Remembering a Crusader for Equal Access to Federal Benefits
The woman President Obama called one of America’s “quiet heroes” passed away September 12th in New York City. Edith Windsor, 88, was a champion of LGBT rights, whose victory in the landmark United States v. Windsor Supreme Court case allowed married same-sex couples to collect the same federal benefits as heterosexual couples in states that had legalized gay marriage.
Edith Windsor’s 2013 victory inspired Kathy Murphy, a Texas widow who was denied Social Security survivor’s benefits after the death of her wife, Sara. With the help of the Lambda Legal Defense Fund, Murphy, a member of the National Committee to Preserve Social Security and Medicare, sued the Social Security Administration (SSA) in 2014 for the right to collect survivor’s benefits.

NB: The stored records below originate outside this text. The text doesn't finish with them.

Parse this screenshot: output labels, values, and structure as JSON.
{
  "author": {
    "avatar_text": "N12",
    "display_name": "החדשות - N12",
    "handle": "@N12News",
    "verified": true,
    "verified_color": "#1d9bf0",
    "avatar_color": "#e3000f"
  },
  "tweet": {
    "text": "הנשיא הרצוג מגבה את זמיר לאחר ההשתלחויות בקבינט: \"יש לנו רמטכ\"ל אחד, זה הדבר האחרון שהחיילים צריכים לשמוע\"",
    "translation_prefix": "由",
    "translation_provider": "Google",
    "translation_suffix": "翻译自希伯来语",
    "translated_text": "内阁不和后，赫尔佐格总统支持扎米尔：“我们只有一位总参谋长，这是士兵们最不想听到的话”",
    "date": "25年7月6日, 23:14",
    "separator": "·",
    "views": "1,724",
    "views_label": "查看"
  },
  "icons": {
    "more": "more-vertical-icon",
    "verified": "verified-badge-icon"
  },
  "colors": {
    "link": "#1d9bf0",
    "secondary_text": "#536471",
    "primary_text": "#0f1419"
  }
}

Murphy’s case was later folded into the Obergefell v. Hodges Supreme Court case that legalized same sex marriage and access to spousal benefits for same-sex couples nationwide in 2015.
Thanks to Edith Windsor, Kathy Murphy, and millions of supporters across the country, same-sex couples became eligible for the full range of Social Security spousal benefits, including retirement, survivor, death and disability protections. This led to the development of a National Committee sponsored community outreach and education initiative called Know Your Rights which helped thousands of LGBT couples and families understand their Social Security benefits.
Edith Windsor lived with her partner, Thea Spyer, for 40 years, finally getting married in Toronto in 2007. (Their home state of New York didn’t legalize same-sex marriage until 2011). Windsor was denied an estate tax exemption for married couples after Spyer died, and sued the federal government for a tax refund, leading to the landmark Windsor decision.
The diminutive Windsor, a retired computer programmer for IBM, never sought the spotlight but embraced her role as a well-known LGBT activist.
The National Committee celebrates Windsor’s life and her landmark achievements. She was that ‘ordinary person’ caught up in extraordinary circumstances who bravely stepped forward for the cause of equality, the “quiet hero” who gave voice to couples asking only the same benefits as everyone else.